- Don't drive the golf cart close to the green - a universal rule for all golf courses is to keep the golf cart at least 50 yards from the green at all times
- Rake the bunkers - if you hit from the sand, after you're done, rake the bunker so the next golfer doesn't have to hit from your footprint!
- Maintain a safe space between you and the person hitting - this is for your own safety. Stand at least 10 feet from a golfer while they hit.
- Know where to stand on the tee box when someone hits - see the image below
While knowing the rules and "slang" for golf is not required to play, it's good to know the basics.
You may know this stuff already, but here is the basic scoring in golf:
- Lowest score wins

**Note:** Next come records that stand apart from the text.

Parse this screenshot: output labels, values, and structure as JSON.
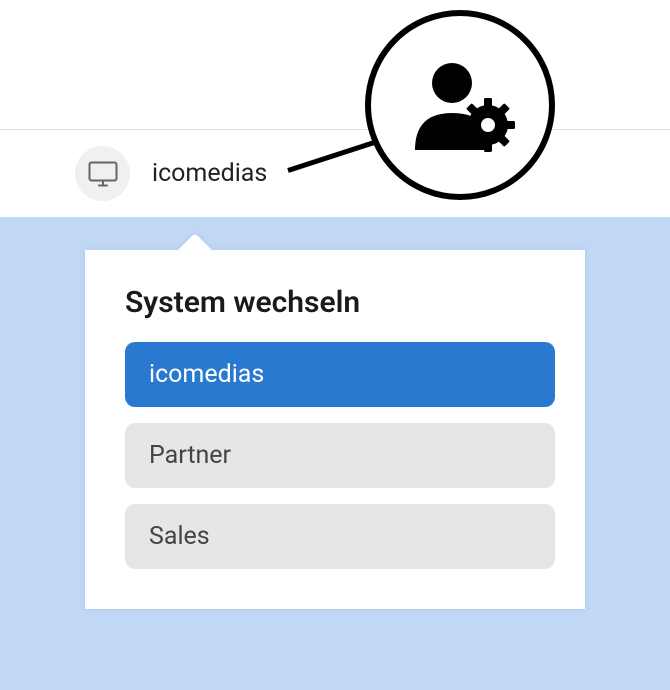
{
  "header": {
    "system_label": "icomedias"
  },
  "popup": {
    "title": "System wechseln",
    "options": [
      {
        "label": "icomedias",
        "selected": true
      },
      {
        "label": "Partner",
        "selected": false
      },
      {
        "label": "Sales",
        "selected": false
      }
    ]
  },
  "icons": {
    "monitor": "monitor-icon",
    "user_gear": "user-gear-icon"
  }
}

- Each hole has a "par", which is determined by the length of the hole. Generally, anything less than 250 yards is a "par 3", anything between 250-450 yards is a "par 4", and anything greater than 450 yards is a "par 5". This will vary based on the "tee" you play from (championship, mens, womens)

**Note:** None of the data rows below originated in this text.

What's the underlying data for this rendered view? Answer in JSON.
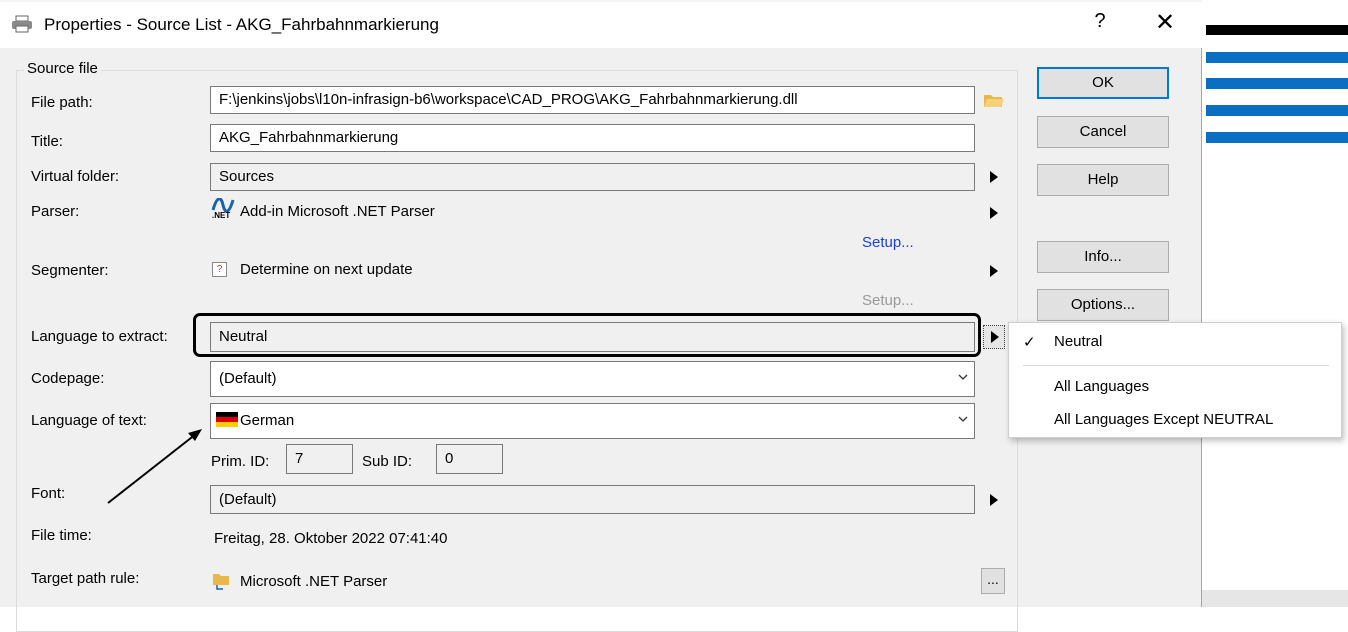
{
  "window": {
    "title": "Properties - Source List - AKG_Fahrbahnmarkierung",
    "help_label": "?",
    "close_label": "✕"
  },
  "group": {
    "caption": "Source file"
  },
  "fields": {
    "file_path": {
      "label": "File path:",
      "value": "F:\\jenkins\\jobs\\l10n-infrasign-b6\\workspace\\CAD_PROG\\AKG_Fahrbahnmarkierung.dll"
    },
    "title": {
      "label": "Title:",
      "value": "AKG_Fahrbahnmarkierung"
    },
    "virtual_folder": {
      "label": "Virtual folder:",
      "value": "Sources"
    },
    "parser": {
      "label": "Parser:",
      "value": "Add-in Microsoft .NET Parser",
      "icon_text": ".NET",
      "setup_label": "Setup..."
    },
    "segmenter": {
      "label": "Segmenter:",
      "value": "Determine on next update",
      "icon_text": "?",
      "setup_label": "Setup..."
    },
    "language_to_extract": {
      "label": "Language to extract:",
      "value": "Neutral"
    },
    "codepage": {
      "label": "Codepage:",
      "value": "(Default)"
    },
    "language_of_text": {
      "label": "Language of text:",
      "value": "German",
      "prim_id_label": "Prim. ID:",
      "prim_id": "7",
      "sub_id_label": "Sub ID:",
      "sub_id": "0"
    },
    "font": {
      "label": "Font:",
      "value": "(Default)"
    },
    "file_time": {
      "label": "File time:",
      "value": "Freitag, 28. Oktober 2022 07:41:40"
    },
    "target_path_rule": {
      "label": "Target path rule:",
      "value": "Microsoft .NET Parser",
      "button_label": "..."
    }
  },
  "buttons": {
    "ok": "OK",
    "cancel": "Cancel",
    "help": "Help",
    "info": "Info...",
    "options": "Options..."
  },
  "language_menu": {
    "items": [
      {
        "label": "Neutral",
        "checked": true
      },
      {
        "label": "All Languages",
        "checked": false
      },
      {
        "label": "All Languages Except NEUTRAL",
        "checked": false
      }
    ],
    "check_glyph": "✓"
  },
  "colors": {
    "accent": "#0078d7",
    "link": "#1a3fe0",
    "background_bars": "#0a6fc2"
  }
}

- If you take 4 strokes on a "par 4", you've "made par"
- Teeing Off
- Start each hole by teeing off from within the designated tee area.
- The ball must be played from between the tee markers.

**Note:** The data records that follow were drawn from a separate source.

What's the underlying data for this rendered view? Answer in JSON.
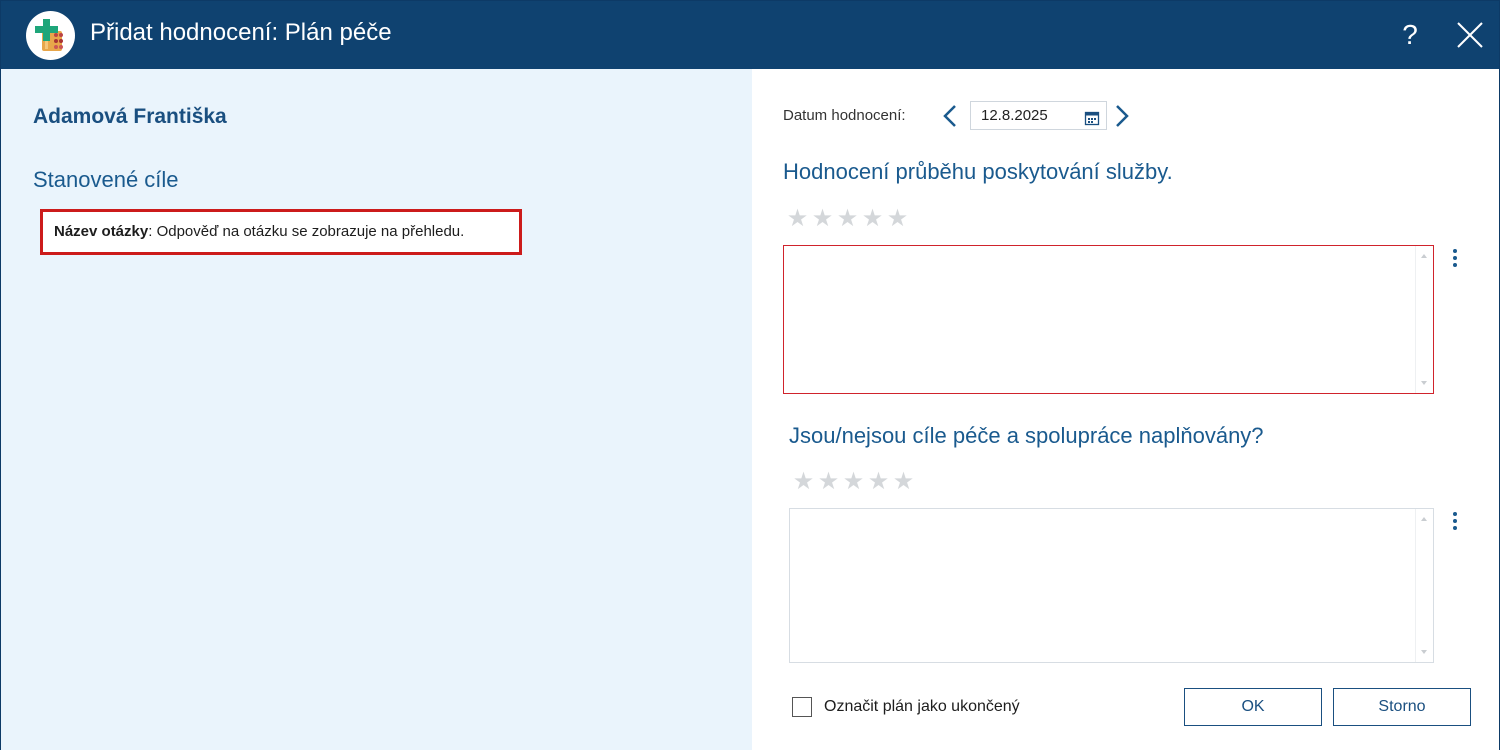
{
  "window": {
    "title": "Přidat hodnocení: Plán péče",
    "help_label": "?"
  },
  "left": {
    "patient_name": "Adamová Františka",
    "section_title": "Stanovené cíle",
    "question": {
      "label": "Název otázky",
      "separator": ": ",
      "text": "Odpověď na otázku se zobrazuje na přehledu."
    }
  },
  "right": {
    "date_label": "Datum hodnocení:",
    "date_value": "12.8.2025",
    "questions": [
      {
        "heading": "Hodnocení průběhu poskytování služby.",
        "rating": 0,
        "max_rating": 5,
        "answer": "",
        "invalid": true
      },
      {
        "heading": "Jsou/nejsou cíle péče a spolupráce naplňovány?",
        "rating": 0,
        "max_rating": 5,
        "answer": "",
        "invalid": false
      }
    ],
    "finish_checkbox_label": "Označit plán jako ukončený",
    "finish_checked": false,
    "ok_label": "OK",
    "cancel_label": "Storno"
  },
  "colors": {
    "titlebar": "#0f4270",
    "left_panel_bg": "#eaf4fc",
    "accent_text": "#1a5a8e",
    "error_border": "#cc1b1b",
    "star_empty": "#d4d7da"
  },
  "icons": [
    "app-logo-icon",
    "help-icon",
    "close-icon",
    "chevron-left-icon",
    "calendar-icon",
    "chevron-right-icon",
    "star-icon",
    "kebab-menu-icon",
    "checkbox-icon"
  ]
}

- Order of Play
- The player farthest from the hole typically plays first (except on the tee box).
- Players take turns hitting shots, with the player farthest from the hole going next.
- Penalty Strokes
- Adding penalty strokes for rule infractions is common in golf.
- Common penalties include out-of-bounds, water hazards, and lost balls.
- Putting Green
- On the putting green, you can repair ball marks and remove loose impediments.
- You can place a mark behind your ball and then pick your ball up to clean it or aim it at the hole
- When putting, you can leave the flagstick in the hole or have it attended.
Listen up. Golf is going to frustrate the heck out of you.
What started as a "fun hobby" can quickly become an anger-inducing obligation if you let it.
Remember, this is a game that is meant to be enjoyed. Sure, we're all trying to shoot lower scores, but if it comes at the expense of your enjoyment or someone else's (because you're being an annoying playing partner), it's not worth it!
As you learn golf, remember to take a few deep breaths and smile. You will hit lots of bad shots, your swing won't always feel that great, and bad breaks will happen.
As soon as you can, I recommend reading Golf is Not a Game of Perfect. This book will help you manage expectations and give you the perspective you need to shoot lower scores and enjoy golf.
While I love a quiet range session in beautiful weather, I'll be the first one to say—golf is about people.
Golf is a great way to build friendships and enjoy time with your playing partners.
In most cities, there are local golf leagues that you can join. This is a great way to make new friends and challenge yourself to improve.
If you're really serious about improving your game and competing, you can also join Golfweek's Amateur Tour, which allows golfers of all skill levels to compete in tournaments.
The last step is a never-ending step. This game has something for every skill level and you'll never master it. That's the beauty of golf!
At some point, you'll want to start replacing those beginner clubs that you bought because they will start to hold you back.
I recommend gradually replacing your clubs and equipment.
A great golf set does not come in a box; it's built to your preferences.
You might even consider getting a proper golf fitting which will help you determine what clubs and golf shafts are right for your swing and game.
When you're just starting out, you're going to need lots of repetition practice, which happens at the driving range. That said, there is no substitute for getting on the course and learning how to play.
So in my opinion, you should try to equally balance your driving range practice and on-course play.
I hope you've enjoyed this guide and it has provided you a "quickstart to golf".
If you liked it, I've got a LOT MORE stuff for you including a FREE, personalized practice plan that will help you get the most out of your practice!